  • So you zip it, and you think about it,

  • and you find ways to get that done.

  • And the other thing I realized,

  • and it made my job satisfaction substantially harder.

  • So I always felt like my job was to take these ideas

  • and kind of turn them into company goals, make them achievable,

  • and kind of roll the company over from this steep slope, get it comfortable.

  • And I noticed every time I felt like we were there,

  • we were rolling over, people were getting comfortable,

  • Elon would throw something out there,

  • and all of a sudden, we're not comfortable

  • and we're climbing that steep slope again.

  • But then once I realized that that's his job,

  • and my job is to get the company close to comfortable

  • so he can push again and put us back on that slope,

  • then I started liking my job a lot more,

  • instead of always being frustrated.

  • CA: So if I estimated that the conversation ratio

  • for Elon time to your time is about 2x,

  • am I a long way out there?

  • GS: That's not terrible, and you said it, I didn't.

  • (Laughter)

  • CA: You know, looking ahead,

  • one huge initiative
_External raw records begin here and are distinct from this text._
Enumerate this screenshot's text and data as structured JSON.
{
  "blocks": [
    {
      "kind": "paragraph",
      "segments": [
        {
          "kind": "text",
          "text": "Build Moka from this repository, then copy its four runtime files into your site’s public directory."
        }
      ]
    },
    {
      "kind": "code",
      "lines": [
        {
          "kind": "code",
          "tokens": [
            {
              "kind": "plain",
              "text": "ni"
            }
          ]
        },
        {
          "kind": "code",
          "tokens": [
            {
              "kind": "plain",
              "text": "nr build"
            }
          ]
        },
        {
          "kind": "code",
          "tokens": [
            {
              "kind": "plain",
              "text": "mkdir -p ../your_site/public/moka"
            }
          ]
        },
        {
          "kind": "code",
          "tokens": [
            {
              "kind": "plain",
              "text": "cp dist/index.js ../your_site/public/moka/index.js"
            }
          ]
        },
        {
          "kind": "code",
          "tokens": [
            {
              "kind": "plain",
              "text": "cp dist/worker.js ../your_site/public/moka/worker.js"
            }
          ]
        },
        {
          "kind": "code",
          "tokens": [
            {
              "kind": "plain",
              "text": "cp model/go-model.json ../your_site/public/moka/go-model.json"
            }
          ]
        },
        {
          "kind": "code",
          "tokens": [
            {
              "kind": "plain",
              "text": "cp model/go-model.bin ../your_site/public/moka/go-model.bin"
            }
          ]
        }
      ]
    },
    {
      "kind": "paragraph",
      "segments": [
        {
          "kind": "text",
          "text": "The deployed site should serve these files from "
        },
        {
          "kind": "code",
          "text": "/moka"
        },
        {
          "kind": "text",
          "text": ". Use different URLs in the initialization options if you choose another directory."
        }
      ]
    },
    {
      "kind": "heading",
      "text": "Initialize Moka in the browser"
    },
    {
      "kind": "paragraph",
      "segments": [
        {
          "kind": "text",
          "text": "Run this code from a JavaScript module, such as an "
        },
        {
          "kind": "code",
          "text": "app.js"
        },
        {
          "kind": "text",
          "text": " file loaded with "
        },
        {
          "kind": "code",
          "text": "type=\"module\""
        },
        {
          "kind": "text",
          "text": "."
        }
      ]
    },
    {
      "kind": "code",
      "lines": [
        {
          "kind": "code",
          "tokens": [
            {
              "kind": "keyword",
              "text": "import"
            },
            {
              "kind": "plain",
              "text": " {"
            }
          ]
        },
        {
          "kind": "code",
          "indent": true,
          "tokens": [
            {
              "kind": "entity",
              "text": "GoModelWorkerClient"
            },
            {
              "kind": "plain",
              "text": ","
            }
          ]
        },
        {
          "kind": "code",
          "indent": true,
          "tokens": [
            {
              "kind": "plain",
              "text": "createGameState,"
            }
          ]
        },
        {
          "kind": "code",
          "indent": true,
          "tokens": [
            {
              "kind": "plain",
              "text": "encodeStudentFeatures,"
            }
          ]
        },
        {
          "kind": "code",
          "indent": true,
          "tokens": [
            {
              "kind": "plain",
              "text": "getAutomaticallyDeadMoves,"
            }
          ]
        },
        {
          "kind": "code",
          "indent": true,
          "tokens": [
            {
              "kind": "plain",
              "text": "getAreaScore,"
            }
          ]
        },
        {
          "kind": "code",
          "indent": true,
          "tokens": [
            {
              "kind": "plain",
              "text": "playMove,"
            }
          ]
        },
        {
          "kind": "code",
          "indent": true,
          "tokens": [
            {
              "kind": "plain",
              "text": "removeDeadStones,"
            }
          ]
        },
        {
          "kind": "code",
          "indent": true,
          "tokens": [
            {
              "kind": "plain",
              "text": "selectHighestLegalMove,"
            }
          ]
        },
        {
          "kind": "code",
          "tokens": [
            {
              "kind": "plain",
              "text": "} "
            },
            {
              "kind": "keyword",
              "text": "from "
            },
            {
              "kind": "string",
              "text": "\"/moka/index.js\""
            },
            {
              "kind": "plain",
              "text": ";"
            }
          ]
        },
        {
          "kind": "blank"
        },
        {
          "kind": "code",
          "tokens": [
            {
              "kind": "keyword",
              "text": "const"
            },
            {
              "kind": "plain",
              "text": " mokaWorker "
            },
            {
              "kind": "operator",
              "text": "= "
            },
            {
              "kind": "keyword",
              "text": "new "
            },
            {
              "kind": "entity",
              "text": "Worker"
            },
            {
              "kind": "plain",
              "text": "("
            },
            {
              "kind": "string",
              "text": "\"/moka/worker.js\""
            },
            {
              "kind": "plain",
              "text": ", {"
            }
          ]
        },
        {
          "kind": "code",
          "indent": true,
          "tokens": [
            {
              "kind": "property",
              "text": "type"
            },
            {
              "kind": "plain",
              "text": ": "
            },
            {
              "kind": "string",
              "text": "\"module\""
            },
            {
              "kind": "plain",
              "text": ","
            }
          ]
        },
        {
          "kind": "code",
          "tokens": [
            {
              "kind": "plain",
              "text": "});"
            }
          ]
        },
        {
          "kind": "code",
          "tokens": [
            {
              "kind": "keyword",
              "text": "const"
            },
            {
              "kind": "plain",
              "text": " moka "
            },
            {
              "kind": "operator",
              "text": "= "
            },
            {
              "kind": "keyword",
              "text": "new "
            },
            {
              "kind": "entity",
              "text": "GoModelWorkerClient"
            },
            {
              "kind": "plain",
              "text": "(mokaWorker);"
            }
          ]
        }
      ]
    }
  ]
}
  • SpaceX is believed to be, rumored to be working on,

  • is a massive network of literally thousands of low earth orbit satellites
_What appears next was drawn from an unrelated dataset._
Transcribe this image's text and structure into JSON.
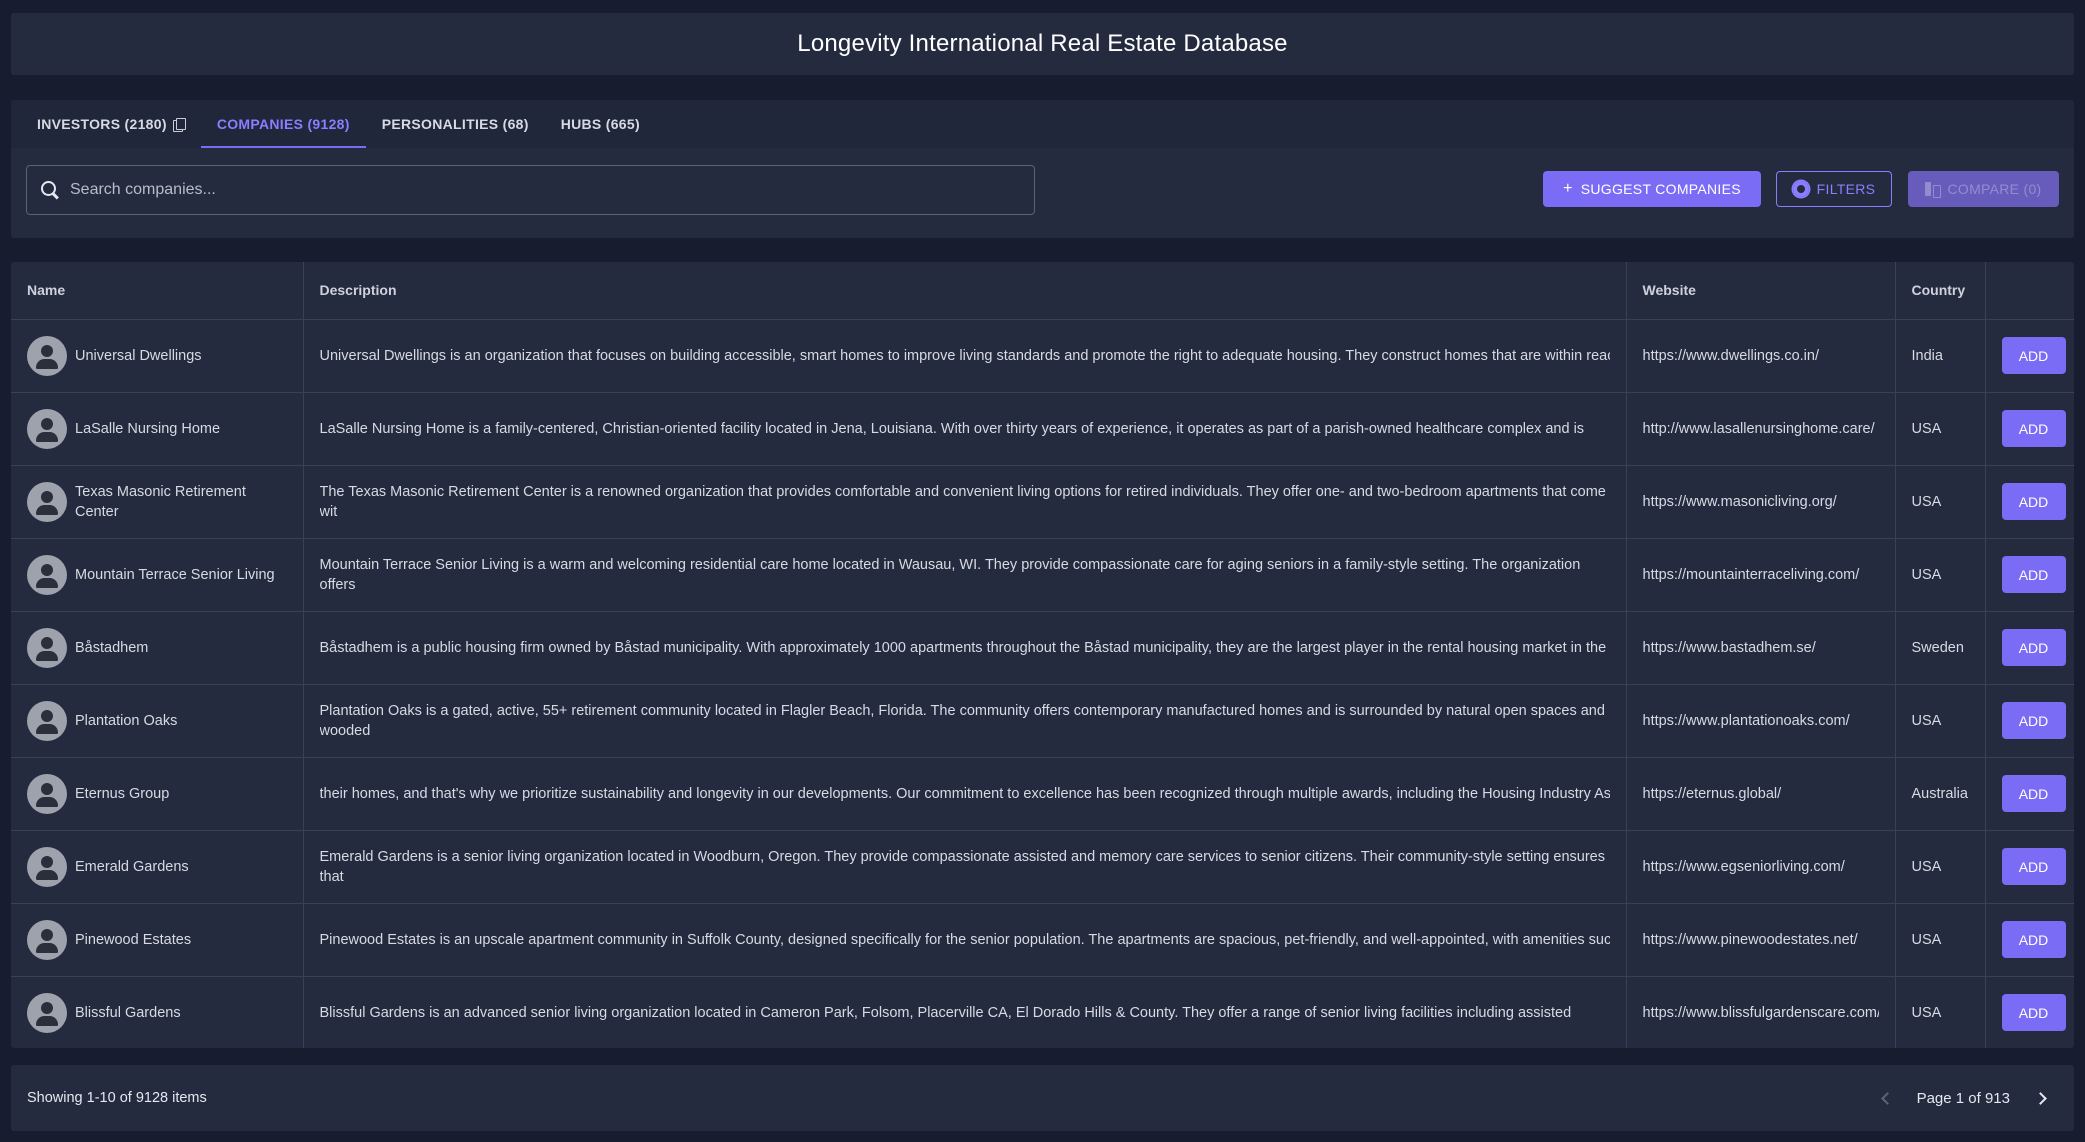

  • to provide high-bandwidth, low-cost internet connection

  • to every square foot of planet earth.

  • Is there anything you can tell us about this?

  • GS: We actually don't chat very much about this particular project,

  • not because we're hiding anything,

  • but this is probably one of the most challenging

  • if not the most challenging project we've undertaken.

  • No one has been successful

  • deploying a huge constellation for internet broadband,

  • or basically for satellite internet,

  • and I don't think physics is the difficulty here.

  • I think we can come up with the right technology solution,

  • but we need to make a business out of it,

  • and it'll cost the company about 10 billion dollars or more

  • to deploy this system.

  • And so we're marching steadily along

  • but we're certainly not claiming victory yet.

  • CA: I mean, the impact of that, obviously, if that happened to the world,

  • of connectivity everywhere, would be pretty radical,

  • and perhaps mainly for good --

  • I mean, it changes a lot if suddenly everyone can connect cheaply.

  • GS: Yeah, there's no question it'll change the world.

  • CA: How much of a worry is it,

  • and how much of a drag on the planning is it,

  • are concerns just about space junk?

  • People worry a lot about this.

  • This would a huge increase in the total number of satellites in orbit.

  • Is that a concern?

  • GS: So space debris is a concern, there's no question --

  • not because it's so likely to happen,

  • but the consequences of it happening are pretty devastating.

  • You could basically spew a bunch of particles in orbit

  • that could take out that orbit from being useful for decades or longer.

  • So as a matter of fact,

  • we are required to bring down our second stage after every mission

  • so it doesn't end up being a rocket carcass orbiting earth.

  • So you really need to be a good steward of that.

  • CA: So despite the remarkable success there

  • of that Falcon Heavy rocket,

  • you're actually not focusing on that as your future development plan.

  • You're doubling down to a much bigger rocket